The congresswoman representing El Paso and her predecessor exchanged heated words with President Trump on the eve of his scheduled visit to the Texas border city. The president is slated to travel Wednesday to El Paso as well as Dayton, Ohio – the sites of weekend mass shootings.
Rep. Veronica Escobar tweeted Tuesday that she to meet with Mr. Trump. Escobar, a Democrat, wrote that she refuses to "join without a dialogue about the pain his racist and hateful words and actions have caused our community and country."
The president is to visit El Paso as it continues to recover after a shooter opened fire at a Walmart on Saturday, killing 22 people and wounding dozens more. The Justice Department said it is treating the incident as domestic terrorism.
The 21-year-old suspect in Saturday's shooting is believed to have written a racist screed expressing support for the Christchurch, New Zealand, shooting and denouncing the increasing Hispanic population in Texas.
In an interview with CBS News on Sunday, Escobar drew a direct link between the shooting and Mr. Trump's fiery rhetoric on immigration.
Escobar's predecessor in the congressional seat, 2020 Democratic presidential hopeful Beto O'Rourke, has publicly asked Mr. Trump not to come to El Paso, as has Escobar.
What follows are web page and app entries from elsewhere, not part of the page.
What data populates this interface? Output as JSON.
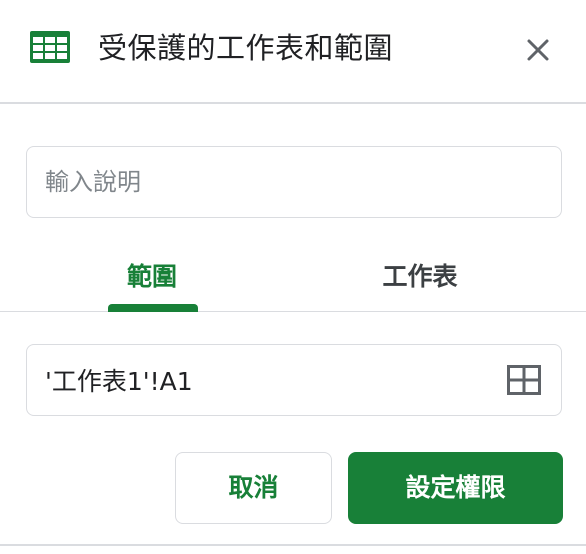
{
  "header": {
    "title": "受保護的工作表和範圍",
    "icon": "google-sheets-icon",
    "close_icon": "close-icon"
  },
  "description": {
    "placeholder": "輸入說明",
    "value": ""
  },
  "tabs": [
    {
      "label": "範圍",
      "active": true
    },
    {
      "label": "工作表",
      "active": false
    }
  ],
  "range": {
    "value": "'工作表1'!A1",
    "icon": "grid-select-icon"
  },
  "actions": {
    "cancel_label": "取消",
    "confirm_label": "設定權限"
  },
  "colors": {
    "accent": "#188038",
    "border": "#dadce0",
    "text": "#202124",
    "placeholder": "#80868b"
  }
}
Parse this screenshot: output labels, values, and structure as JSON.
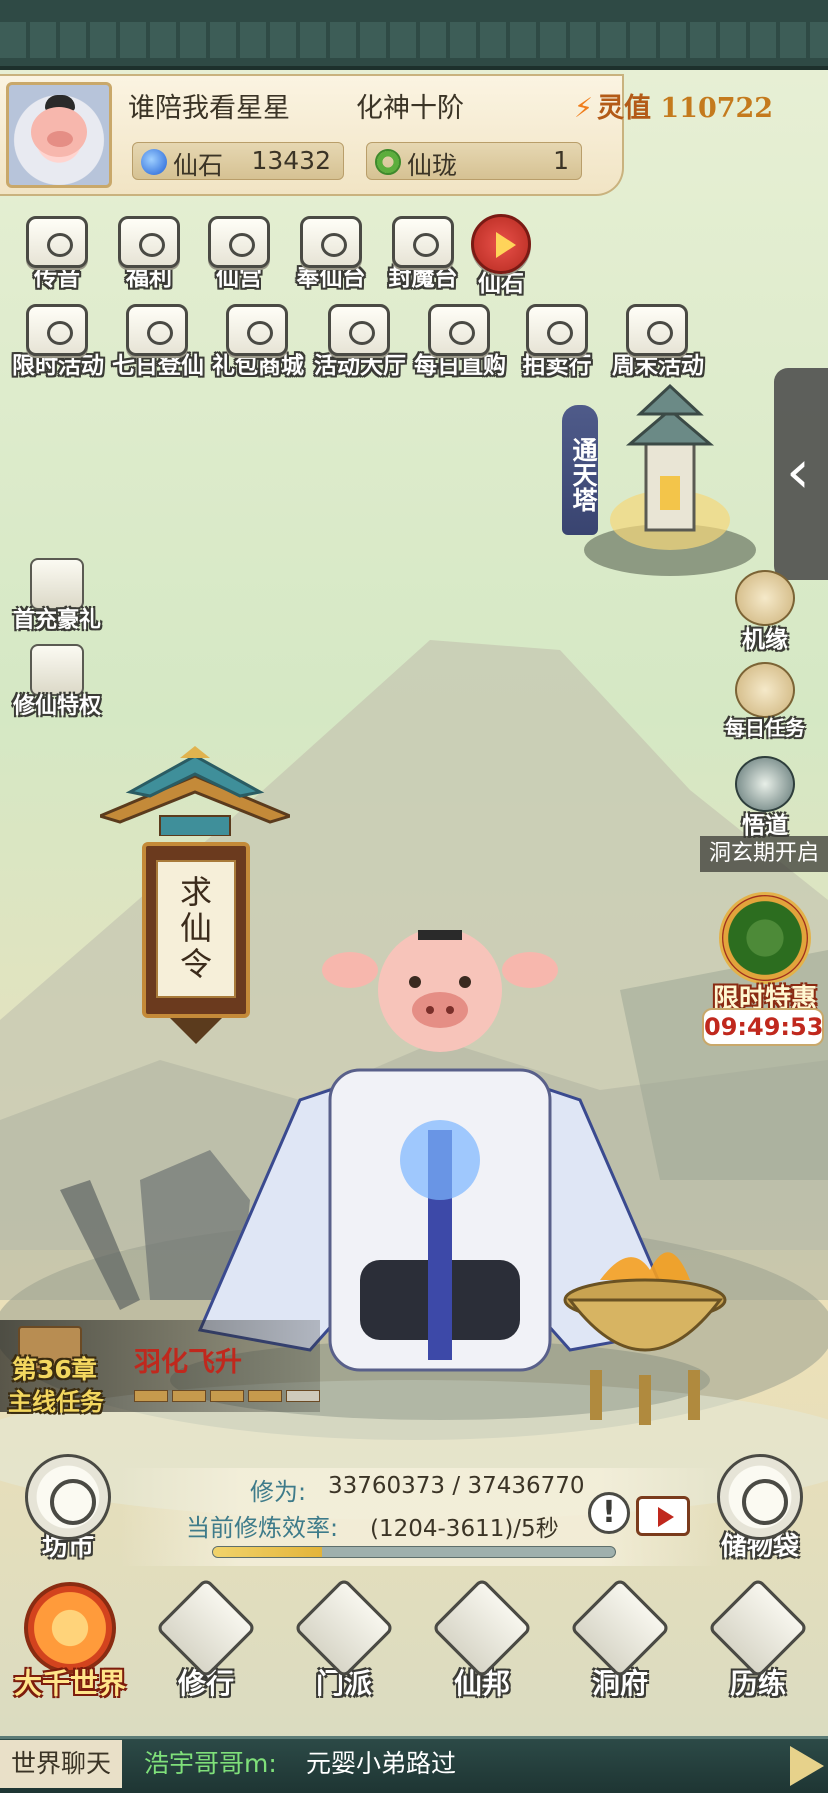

On Sunday, he told "Face the Nation" that Mr. Trump "not only tolerates, but invites the kind of racism and hatred that — that not only offends us, but — but changes who we are as a country and produces the kind of violence that we saw in El Paso."
Very late Tuesday, Mr. Trump tweeted a broadside at O'Rourke:
And O'Rourke fired right back:
Escobar and O'Rourke both tweeted that they would attend an event in El Paso on Wednesday organized by community organizers including Border Network for Human Rights and Women's March El Paso.
It wasn't clear how close that event would be to any of the president's stops or whether the times would overlap.
In a statement about the event, organizers said, "President Trump is not welcome in El Paso and his narrative around immigrants and Central Americans should not be welcome anywhere."
Brian Dakss, Caroline Linton and Camilo Montoya-Galvez contributed to this report.